Publisher engagement on Facebook pre and post algorithm change

In an interview with CJR, Facebook’s Campbell Brown said, ‘What we’ve done is to down-rank clickbait and down-rank sensationalism, and we’ve given a boost to broadly trusted news sources, or what we define as informative news sources.’ How can Facebook optimise for quality journalism or ‘trust’? Is Facebook serious or is it just a public relations argument?

I think Facebook is serious. There has been a long history of internal debate at Facebook about how different types of material ought to be promoted. Unfortunately the free-for-all model, which was so effective for growth and revenue, has been disastrous for many other less profitable aspects of civic life. ‘Optimising for trust’ is not an idea I have much time for, as trust is completely the wrong metric. Optimise for reliability, consistency, original reporting, accuracy, willingness to publish corrections etc. We will continue to have noisy debates about what material is promoted where and how effectively. This is no bad thing. But we also need to be able to monitor ultimate effects of these changes, which is difficult as both people and data have not been very accessible. We need to know how the interventions tech companies make in information markets play out, not just in the west but in other markets where they can have a devastating effect.

Do platforms need to be more regulated and how? Frederic Filloux in a Monday Note post suggests one way would be to ban Facebook’s targeted marketing practices. What do you make of this? What would your suggestion be for a newly improved and regulated Facebook?

Regulation is inevitable. Banning targeted advertising is not going to happen but we do have to think about what sort of rules need to be developed in a world where we all receive messages which are personal and often confidential. In other words, when it is impossible for a citizen to know which messages they are receiving and why, we have a problem. I think there is a lot to be said about personal data protection laws and regulations helping curb the overreach of commercial companies. There is also still a case to say that platform companies can be broken up. It is not a popular view, but we should be asking why Google needs to own YouTube or why Facebook has to also own Instagram and Whatsapp.

Facebook has committed to a civil rights audit. Do you see this as more of a reputation saviour or a meaningful step towards creating a less biased environment?

There are some really useful efforts which try and contextualise how technology companies can have a negative impact on populations. Rebecca MacKinnon does this for platform and technology companies with the Ranking Digital Rights projects.
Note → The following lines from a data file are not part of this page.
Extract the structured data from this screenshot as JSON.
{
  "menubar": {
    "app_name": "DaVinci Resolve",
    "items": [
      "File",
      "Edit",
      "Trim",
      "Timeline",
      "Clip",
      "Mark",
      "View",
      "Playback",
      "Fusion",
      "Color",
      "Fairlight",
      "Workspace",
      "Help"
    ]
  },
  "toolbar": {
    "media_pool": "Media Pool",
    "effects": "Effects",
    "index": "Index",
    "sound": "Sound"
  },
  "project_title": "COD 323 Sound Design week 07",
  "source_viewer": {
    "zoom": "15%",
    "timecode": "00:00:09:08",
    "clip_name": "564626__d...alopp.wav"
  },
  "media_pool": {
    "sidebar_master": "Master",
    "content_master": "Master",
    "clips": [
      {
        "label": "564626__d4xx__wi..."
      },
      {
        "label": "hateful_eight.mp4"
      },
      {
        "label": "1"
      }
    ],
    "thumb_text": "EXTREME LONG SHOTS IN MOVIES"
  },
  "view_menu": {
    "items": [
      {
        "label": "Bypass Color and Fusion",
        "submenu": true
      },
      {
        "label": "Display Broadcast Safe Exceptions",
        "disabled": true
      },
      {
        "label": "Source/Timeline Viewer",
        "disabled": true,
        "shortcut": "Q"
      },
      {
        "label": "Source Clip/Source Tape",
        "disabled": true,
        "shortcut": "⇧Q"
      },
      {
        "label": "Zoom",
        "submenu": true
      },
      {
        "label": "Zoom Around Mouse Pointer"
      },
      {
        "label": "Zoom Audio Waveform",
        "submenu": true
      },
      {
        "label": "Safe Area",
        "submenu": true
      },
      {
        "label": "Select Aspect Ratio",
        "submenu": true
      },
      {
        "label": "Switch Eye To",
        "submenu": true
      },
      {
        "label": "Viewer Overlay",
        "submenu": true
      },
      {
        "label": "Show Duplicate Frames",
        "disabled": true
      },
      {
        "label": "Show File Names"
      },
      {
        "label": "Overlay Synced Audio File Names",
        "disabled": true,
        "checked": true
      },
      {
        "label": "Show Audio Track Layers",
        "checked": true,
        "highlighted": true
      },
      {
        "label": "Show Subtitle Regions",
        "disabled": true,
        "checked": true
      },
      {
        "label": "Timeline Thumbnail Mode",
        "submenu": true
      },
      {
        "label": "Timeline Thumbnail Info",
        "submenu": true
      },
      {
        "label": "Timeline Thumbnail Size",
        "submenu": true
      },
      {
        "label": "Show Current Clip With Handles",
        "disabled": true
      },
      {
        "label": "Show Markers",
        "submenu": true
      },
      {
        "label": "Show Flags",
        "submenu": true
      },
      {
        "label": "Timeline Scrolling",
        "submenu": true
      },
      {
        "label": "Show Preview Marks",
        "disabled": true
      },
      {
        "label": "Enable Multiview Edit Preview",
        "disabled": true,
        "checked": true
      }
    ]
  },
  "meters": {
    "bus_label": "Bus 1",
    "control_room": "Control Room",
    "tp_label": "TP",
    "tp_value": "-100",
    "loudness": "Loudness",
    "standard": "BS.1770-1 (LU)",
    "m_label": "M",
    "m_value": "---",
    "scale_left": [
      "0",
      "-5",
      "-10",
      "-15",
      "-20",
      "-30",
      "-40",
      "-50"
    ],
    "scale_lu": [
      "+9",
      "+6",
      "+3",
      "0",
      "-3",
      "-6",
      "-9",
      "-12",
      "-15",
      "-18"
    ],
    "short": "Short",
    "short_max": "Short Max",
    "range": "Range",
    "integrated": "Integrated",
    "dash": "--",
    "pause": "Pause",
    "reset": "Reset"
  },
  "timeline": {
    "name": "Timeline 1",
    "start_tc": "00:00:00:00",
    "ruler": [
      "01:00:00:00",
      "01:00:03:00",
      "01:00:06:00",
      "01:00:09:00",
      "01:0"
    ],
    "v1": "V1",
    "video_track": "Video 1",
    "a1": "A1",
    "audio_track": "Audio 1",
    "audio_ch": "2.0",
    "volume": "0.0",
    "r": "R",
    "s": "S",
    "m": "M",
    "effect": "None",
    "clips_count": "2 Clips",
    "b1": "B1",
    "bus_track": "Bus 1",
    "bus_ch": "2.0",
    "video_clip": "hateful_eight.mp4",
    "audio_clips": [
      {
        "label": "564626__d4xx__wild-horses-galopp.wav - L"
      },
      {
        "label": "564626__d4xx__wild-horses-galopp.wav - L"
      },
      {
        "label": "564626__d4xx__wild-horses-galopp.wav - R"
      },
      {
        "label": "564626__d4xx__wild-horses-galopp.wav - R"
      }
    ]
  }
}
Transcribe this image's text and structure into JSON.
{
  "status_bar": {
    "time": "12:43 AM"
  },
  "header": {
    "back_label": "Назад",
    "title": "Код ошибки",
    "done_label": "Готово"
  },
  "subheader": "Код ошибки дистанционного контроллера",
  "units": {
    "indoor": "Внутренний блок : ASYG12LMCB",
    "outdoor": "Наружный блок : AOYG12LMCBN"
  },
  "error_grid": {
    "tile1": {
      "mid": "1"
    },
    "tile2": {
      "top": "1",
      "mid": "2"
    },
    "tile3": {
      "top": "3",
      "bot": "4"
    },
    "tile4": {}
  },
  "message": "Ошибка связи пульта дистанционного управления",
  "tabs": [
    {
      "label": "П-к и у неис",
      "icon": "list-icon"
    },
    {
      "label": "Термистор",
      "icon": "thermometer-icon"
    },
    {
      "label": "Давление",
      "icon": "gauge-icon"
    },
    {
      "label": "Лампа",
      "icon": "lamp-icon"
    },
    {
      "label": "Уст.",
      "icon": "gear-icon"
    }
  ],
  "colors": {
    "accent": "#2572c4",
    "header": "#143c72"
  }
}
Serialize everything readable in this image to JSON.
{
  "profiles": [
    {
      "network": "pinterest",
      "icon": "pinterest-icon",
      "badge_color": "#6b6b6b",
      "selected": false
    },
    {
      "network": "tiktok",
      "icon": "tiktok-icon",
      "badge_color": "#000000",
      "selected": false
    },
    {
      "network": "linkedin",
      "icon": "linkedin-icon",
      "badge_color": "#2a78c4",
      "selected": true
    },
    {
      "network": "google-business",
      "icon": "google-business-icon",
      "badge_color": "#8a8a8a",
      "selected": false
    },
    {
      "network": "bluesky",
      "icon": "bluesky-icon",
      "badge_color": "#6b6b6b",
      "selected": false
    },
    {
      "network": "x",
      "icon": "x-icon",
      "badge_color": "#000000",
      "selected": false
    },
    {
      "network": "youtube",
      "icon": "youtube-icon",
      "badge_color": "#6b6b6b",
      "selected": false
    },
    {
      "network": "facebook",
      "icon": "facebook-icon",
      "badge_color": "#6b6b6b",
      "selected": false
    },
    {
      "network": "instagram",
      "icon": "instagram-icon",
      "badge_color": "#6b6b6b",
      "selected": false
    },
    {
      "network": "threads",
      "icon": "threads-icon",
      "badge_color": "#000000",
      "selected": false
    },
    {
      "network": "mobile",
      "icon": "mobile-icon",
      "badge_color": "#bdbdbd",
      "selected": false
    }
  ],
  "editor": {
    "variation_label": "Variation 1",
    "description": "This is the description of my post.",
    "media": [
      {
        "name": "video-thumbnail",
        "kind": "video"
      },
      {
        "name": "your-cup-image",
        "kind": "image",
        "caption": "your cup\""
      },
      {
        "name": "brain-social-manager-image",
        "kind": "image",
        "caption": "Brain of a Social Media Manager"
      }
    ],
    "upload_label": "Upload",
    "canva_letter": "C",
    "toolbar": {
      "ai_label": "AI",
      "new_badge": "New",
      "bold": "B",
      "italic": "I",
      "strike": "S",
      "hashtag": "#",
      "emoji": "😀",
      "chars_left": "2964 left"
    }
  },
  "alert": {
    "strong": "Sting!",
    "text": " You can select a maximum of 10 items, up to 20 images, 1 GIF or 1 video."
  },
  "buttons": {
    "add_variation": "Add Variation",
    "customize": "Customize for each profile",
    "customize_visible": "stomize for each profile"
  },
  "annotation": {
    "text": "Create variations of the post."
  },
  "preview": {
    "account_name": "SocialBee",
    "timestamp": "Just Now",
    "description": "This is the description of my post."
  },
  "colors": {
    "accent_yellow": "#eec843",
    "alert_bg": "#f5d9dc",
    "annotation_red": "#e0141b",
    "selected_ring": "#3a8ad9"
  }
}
I am sure there is an element of PR involved in Facebook’s efforts, but there is also an element of self-preservation. The next set of significant problems for Facebook will most likely emerge through their activities in fragile democracies or effective dictatorships. We are seeing this already in Myanmar, in the Philippines, in Sri Lanka, and other countries. Facebook needs an audit which is meaningful and helps the company make difficult decisions in markets where it has much power but little familiarity. If the company had instituted this approach for political advertising ten years ago it might have avoided a lot of the reputational damage it is seeing now. Audits however don’t make up for continual accountability through data and corporate accessibility.

If Facebook’s algorithms were to be more transparent, what would it mean for the user? Is it a fantasy or something that can actually happen?

It’s really not that hard to add a little transparency into how platforms work and this is wholly beneficial for readers and viewers. But transparency isn’t, as we know, a substitute for real accountability.

To finish on a positive note: With all the complaining about Facebook, what’s Facebook done that’s good for journalism?

The social web has done a tremendous amount for journalism. It has expanded our sources, allowed us to access information that was otherwise not available, helped spread important news quickly, it has created the habit of readership in a new generation in an entirely different way. And Facebook has been a part of that. I just think the balance of cost and benefits is not necessarily where it needs to be.